TASK REQUIREMENTS:
Below are records that should be duplicated exactly, with no image retained.

┌─ RECORDED INFORMATION

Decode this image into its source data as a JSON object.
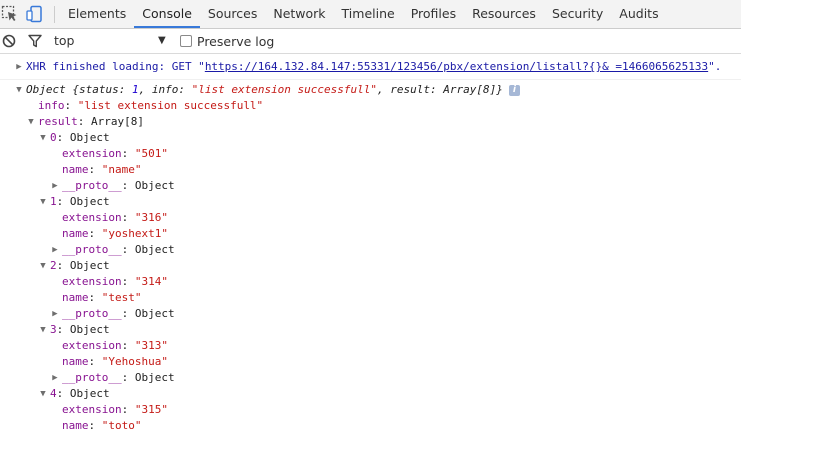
{
  "tabbar": {
    "tabs": [
      {
        "label": "Elements",
        "active": false
      },
      {
        "label": "Console",
        "active": true
      },
      {
        "label": "Sources",
        "active": false
      },
      {
        "label": "Network",
        "active": false
      },
      {
        "label": "Timeline",
        "active": false
      },
      {
        "label": "Profiles",
        "active": false
      },
      {
        "label": "Resources",
        "active": false
      },
      {
        "label": "Security",
        "active": false
      },
      {
        "label": "Audits",
        "active": false
      }
    ],
    "icons": {
      "inspect": "inspect-element-icon",
      "device": "device-mode-icon"
    }
  },
  "toolbar": {
    "clear_icon": "clear-console-icon",
    "filter_icon": "filter-icon",
    "context": "top",
    "preserve_log_label": "Preserve log",
    "preserve_log_checked": false
  },
  "console": {
    "xhr": {
      "prefix": "XHR finished loading: GET \"",
      "url": "https://164.132.84.147:55331/123456/pbx/extension/listall?{}& =1466065625133",
      "suffix": "\"."
    },
    "object": {
      "summary_label": "Object",
      "summary_open": "{status: ",
      "summary_status": "1",
      "summary_mid": ", info: ",
      "summary_info": "\"list extension successfull\"",
      "summary_mid2": ", result: ",
      "summary_result": "Array[8]",
      "summary_close": "}",
      "badge": "i",
      "info_key": "info",
      "info_value": "\"list extension successfull\"",
      "result_key": "result",
      "result_type": "Array[8]",
      "items": [
        {
          "index": "0",
          "type": "Object",
          "ext_key": "extension",
          "extension": "\"501\"",
          "name_key": "name",
          "name": "\"name\"",
          "proto_key": "__proto__",
          "proto": "Object"
        },
        {
          "index": "1",
          "type": "Object",
          "ext_key": "extension",
          "extension": "\"316\"",
          "name_key": "name",
          "name": "\"yoshext1\"",
          "proto_key": "__proto__",
          "proto": "Object"
        },
        {
          "index": "2",
          "type": "Object",
          "ext_key": "extension",
          "extension": "\"314\"",
          "name_key": "name",
          "name": "\"test\"",
          "proto_key": "__proto__",
          "proto": "Object"
        },
        {
          "index": "3",
          "type": "Object",
          "ext_key": "extension",
          "extension": "\"313\"",
          "name_key": "name",
          "name": "\"Yehoshua\"",
          "proto_key": "__proto__",
          "proto": "Object"
        },
        {
          "index": "4",
          "type": "Object",
          "ext_key": "extension",
          "extension": "\"315\"",
          "name_key": "name",
          "name": "\"toto\""
        }
      ]
    }
  },
  "colors": {
    "accent": "#3879d9",
    "key": "#881391",
    "string": "#c41a16",
    "number": "#1c00cf",
    "link": "#1a1aa6"
  }
}
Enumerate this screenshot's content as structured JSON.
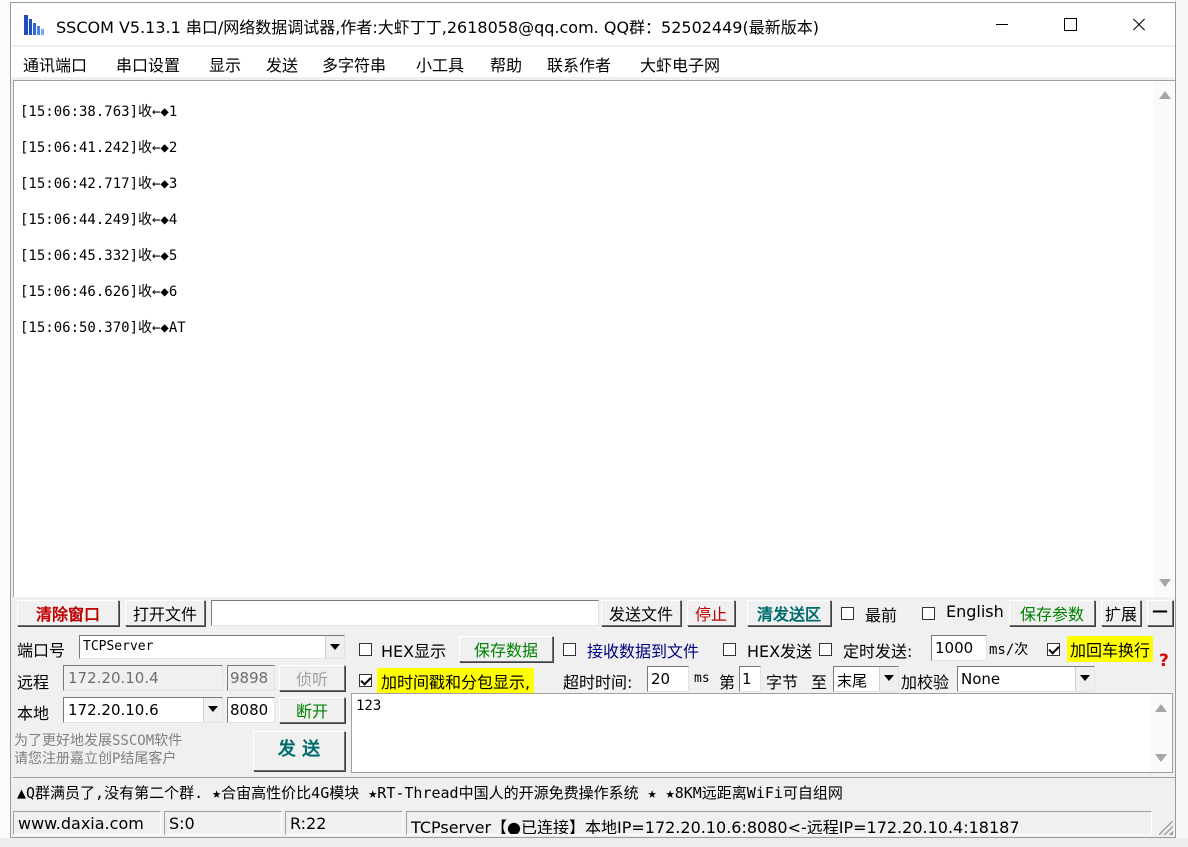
{
  "window": {
    "title": "SSCOM V5.13.1 串口/网络数据调试器,作者:大虾丁丁,2618058@qq.com. QQ群：52502449(最新版本)"
  },
  "menu": [
    "通讯端口",
    "串口设置",
    "显示",
    "发送",
    "多字符串",
    "小工具",
    "帮助",
    "联系作者",
    "大虾电子网"
  ],
  "receive": {
    "lines": [
      "[15:06:38.763]收←◆1",
      "[15:06:41.242]收←◆2",
      "[15:06:42.717]收←◆3",
      "[15:06:44.249]收←◆4",
      "[15:06:45.332]收←◆5",
      "[15:06:46.626]收←◆6",
      "[15:06:50.370]收←◆AT"
    ]
  },
  "toolbar": {
    "clear_window": "清除窗口",
    "open_file": "打开文件",
    "file_path": "",
    "send_file": "发送文件",
    "stop": "停止",
    "clear_send": "清发送区",
    "topmost": "最前",
    "english": "English",
    "save_params": "保存参数",
    "expand": "扩展",
    "collapse": "—"
  },
  "port": {
    "port_label": "端口号",
    "port_value": "TCPServer",
    "remote_label": "远程",
    "remote_ip": "172.20.10.4",
    "remote_port": "9898",
    "listen_btn": "侦听",
    "local_label": "本地",
    "local_ip": "172.20.10.6",
    "local_port": "8080",
    "disconnect_btn": "断开",
    "promo_line1": "为了更好地发展SSCOM软件",
    "promo_line2": "请您注册嘉立创P结尾客户",
    "send_btn": "发 送"
  },
  "options": {
    "hex_display": "HEX显示",
    "save_data": "保存数据",
    "recv_to_file": "接收数据到文件",
    "hex_send": "HEX发送",
    "timed_send": "定时发送:",
    "interval": "1000",
    "interval_unit": "ms/次",
    "add_crlf": "加回车换行",
    "timestamp": "加时间戳和分包显示,",
    "timeout_label": "超时时间:",
    "timeout": "20",
    "timeout_unit": "ms",
    "byte_prefix": "第",
    "byte_index": "1",
    "byte_label": "字节",
    "to_label": "至",
    "end_value": "末尾",
    "checksum_label": "加校验",
    "checksum_value": "None",
    "help": "?"
  },
  "send": {
    "text": "123"
  },
  "ticker": {
    "text": "▲Q群满员了,没有第二个群. ★合宙高性价比4G模块 ★RT-Thread中国人的开源免费操作系统 ★ ★8KM远距离WiFi可自组网"
  },
  "status": {
    "site": "www.daxia.com",
    "sent": "S:0",
    "received": "R:22",
    "connection": "TCPserver【●已连接】本地IP=172.20.10.6:8080<-远程IP=172.20.10.4:18187"
  }
}
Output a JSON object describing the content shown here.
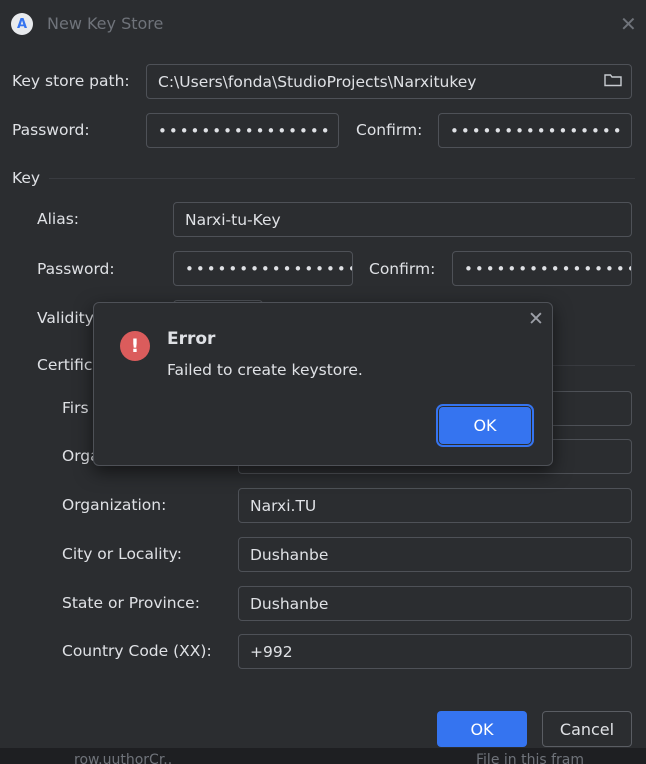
{
  "window": {
    "title": "New Key Store",
    "close_glyph": "✕",
    "app_icon_letter": "A"
  },
  "keystore": {
    "path_label": "Key store path:",
    "path_value": "C:\\Users\\fonda\\StudioProjects\\Narxitukey",
    "password_label": "Password:",
    "password_value": "••••••••••••••••",
    "confirm_label": "Confirm:",
    "confirm_value": "••••••••••••••••"
  },
  "key": {
    "section_label": "Key",
    "alias_label": "Alias:",
    "alias_value": "Narxi-tu-Key",
    "password_label": "Password:",
    "password_value": "••••••••••••••••",
    "confirm_label": "Confirm:",
    "confirm_value": "••••••••••••••••",
    "validity_label": "Validity",
    "certificate_label": "Certific",
    "first_label": "Firs",
    "org_unit_label": "Orga",
    "organization_label": "Organization:",
    "organization_value": "Narxi.TU",
    "city_label": "City or Locality:",
    "city_value": "Dushanbe",
    "state_label": "State or Province:",
    "state_value": "Dushanbe",
    "country_label": "Country Code (XX):",
    "country_value": "+992"
  },
  "buttons": {
    "ok": "OK",
    "cancel": "Cancel"
  },
  "error_popup": {
    "title": "Error",
    "message": "Failed to create keystore.",
    "ok": "OK",
    "icon_glyph": "!",
    "close_glyph": "✕"
  },
  "background_strip": {
    "left_text": "row.uuthorCr..",
    "right_text": "File   in this   fram"
  },
  "colors": {
    "accent": "#3574f0",
    "error": "#db5c5c",
    "background": "#2b2d30"
  }
}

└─

OUTPUT FOR THIS EXERCISE:
Decode this image into its source data as a JSON object.
{
  "tabbar": {
    "tabs": [
      {
        "label": "Elements",
        "active": false
      },
      {
        "label": "Console",
        "active": true
      },
      {
        "label": "Sources",
        "active": false
      },
      {
        "label": "Network",
        "active": false
      },
      {
        "label": "Timeline",
        "active": false
      },
      {
        "label": "Profiles",
        "active": false
      },
      {
        "label": "Resources",
        "active": false
      },
      {
        "label": "Security",
        "active": false
      },
      {
        "label": "Audits",
        "active": false
      }
    ],
    "icons": {
      "inspect": "inspect-element-icon",
      "device": "device-mode-icon"
    }
  },
  "toolbar": {
    "clear_icon": "clear-console-icon",
    "filter_icon": "filter-icon",
    "context": "top",
    "preserve_log_label": "Preserve log",
    "preserve_log_checked": false
  },
  "console": {
    "xhr": {
      "prefix": "XHR finished loading: GET \"",
      "url": "https://164.132.84.147:55331/123456/pbx/extension/listall?{}& =1466065625133",
      "suffix": "\"."
    },
    "object": {
      "summary_label": "Object",
      "summary_open": "{status: ",
      "summary_status": "1",
      "summary_mid": ", info: ",
      "summary_info": "\"list extension successfull\"",
      "summary_mid2": ", result: ",
      "summary_result": "Array[8]",
      "summary_close": "}",
      "badge": "i",
      "info_key": "info",
      "info_value": "\"list extension successfull\"",
      "result_key": "result",
      "result_type": "Array[8]",
      "items": [
        {
          "index": "0",
          "type": "Object",
          "ext_key": "extension",
          "extension": "\"501\"",
          "name_key": "name",
          "name": "\"name\"",
          "proto_key": "__proto__",
          "proto": "Object"
        },
        {
          "index": "1",
          "type": "Object",
          "ext_key": "extension",
          "extension": "\"316\"",
          "name_key": "name",
          "name": "\"yoshext1\"",
          "proto_key": "__proto__",
          "proto": "Object"
        },
        {
          "index": "2",
          "type": "Object",
          "ext_key": "extension",
          "extension": "\"314\"",
          "name_key": "name",
          "name": "\"test\"",
          "proto_key": "__proto__",
          "proto": "Object"
        },
        {
          "index": "3",
          "type": "Object",
          "ext_key": "extension",
          "extension": "\"313\"",
          "name_key": "name",
          "name": "\"Yehoshua\"",
          "proto_key": "__proto__",
          "proto": "Object"
        },
        {
          "index": "4",
          "type": "Object",
          "ext_key": "extension",
          "extension": "\"315\"",
          "name_key": "name",
          "name": "\"toto\""
        }
      ]
    }
  },
  "colors": {
    "accent": "#3879d9",
    "key": "#881391",
    "string": "#c41a16",
    "number": "#1c00cf",
    "link": "#1a1aa6"
  }
}
Enumerate this screenshot's content as structured JSON.
{
  "window": {
    "title": "SSCOM V5.13.1 串口/网络数据调试器,作者:大虾丁丁,2618058@qq.com. QQ群：52502449(最新版本)"
  },
  "menu": [
    "通讯端口",
    "串口设置",
    "显示",
    "发送",
    "多字符串",
    "小工具",
    "帮助",
    "联系作者",
    "大虾电子网"
  ],
  "receive": {
    "lines": [
      "[15:06:38.763]收←◆1",
      "[15:06:41.242]收←◆2",
      "[15:06:42.717]收←◆3",
      "[15:06:44.249]收←◆4",
      "[15:06:45.332]收←◆5",
      "[15:06:46.626]收←◆6",
      "[15:06:50.370]收←◆AT"
    ]
  },
  "toolbar": {
    "clear_window": "清除窗口",
    "open_file": "打开文件",
    "file_path": "",
    "send_file": "发送文件",
    "stop": "停止",
    "clear_send": "清发送区",
    "topmost": "最前",
    "english": "English",
    "save_params": "保存参数",
    "expand": "扩展",
    "collapse": "—"
  },
  "port": {
    "port_label": "端口号",
    "port_value": "TCPServer",
    "remote_label": "远程",
    "remote_ip": "172.20.10.4",
    "remote_port": "9898",
    "listen_btn": "侦听",
    "local_label": "本地",
    "local_ip": "172.20.10.6",
    "local_port": "8080",
    "disconnect_btn": "断开",
    "promo_line1": "为了更好地发展SSCOM软件",
    "promo_line2": "请您注册嘉立创P结尾客户",
    "send_btn": "发 送"
  },
  "options": {
    "hex_display": "HEX显示",
    "save_data": "保存数据",
    "recv_to_file": "接收数据到文件",
    "hex_send": "HEX发送",
    "timed_send": "定时发送:",
    "interval": "1000",
    "interval_unit": "ms/次",
    "add_crlf": "加回车换行",
    "timestamp": "加时间戳和分包显示,",
    "timeout_label": "超时时间:",
    "timeout": "20",
    "timeout_unit": "ms",
    "byte_prefix": "第",
    "byte_index": "1",
    "byte_label": "字节",
    "to_label": "至",
    "end_value": "末尾",
    "checksum_label": "加校验",
    "checksum_value": "None",
    "help": "?"
  },
  "send": {
    "text": "123"
  },
  "ticker": {
    "text": "▲Q群满员了,没有第二个群. ★合宙高性价比4G模块 ★RT-Thread中国人的开源免费操作系统 ★ ★8KM远距离WiFi可自组网"
  },
  "status": {
    "site": "www.daxia.com",
    "sent": "S:0",
    "received": "R:22",
    "connection": "TCPserver【●已连接】本地IP=172.20.10.6:8080<-远程IP=172.20.10.4:18187"
  }
}
Output a JSON object describing the content shown here.
{
  "window": {
    "title": "New Key Store",
    "close_glyph": "✕",
    "app_icon_letter": "A"
  },
  "keystore": {
    "path_label": "Key store path:",
    "path_value": "C:\\Users\\fonda\\StudioProjects\\Narxitukey",
    "password_label": "Password:",
    "password_value": "••••••••••••••••",
    "confirm_label": "Confirm:",
    "confirm_value": "••••••••••••••••"
  },
  "key": {
    "section_label": "Key",
    "alias_label": "Alias:",
    "alias_value": "Narxi-tu-Key",
    "password_label": "Password:",
    "password_value": "••••••••••••••••",
    "confirm_label": "Confirm:",
    "confirm_value": "••••••••••••••••",
    "validity_label": "Validity",
    "certificate_label": "Certific",
    "first_label": "Firs",
    "org_unit_label": "Orga",
    "organization_label": "Organization:",
    "organization_value": "Narxi.TU",
    "city_label": "City or Locality:",
    "city_value": "Dushanbe",
    "state_label": "State or Province:",
    "state_value": "Dushanbe",
    "country_label": "Country Code (XX):",
    "country_value": "+992"
  },
  "buttons": {
    "ok": "OK",
    "cancel": "Cancel"
  },
  "error_popup": {
    "title": "Error",
    "message": "Failed to create keystore.",
    "ok": "OK",
    "icon_glyph": "!",
    "close_glyph": "✕"
  },
  "background_strip": {
    "left_text": "row.uuthorCr..",
    "right_text": "File   in this   fram"
  },
  "colors": {
    "accent": "#3574f0",
    "error": "#db5c5c",
    "background": "#2b2d30"
  }
}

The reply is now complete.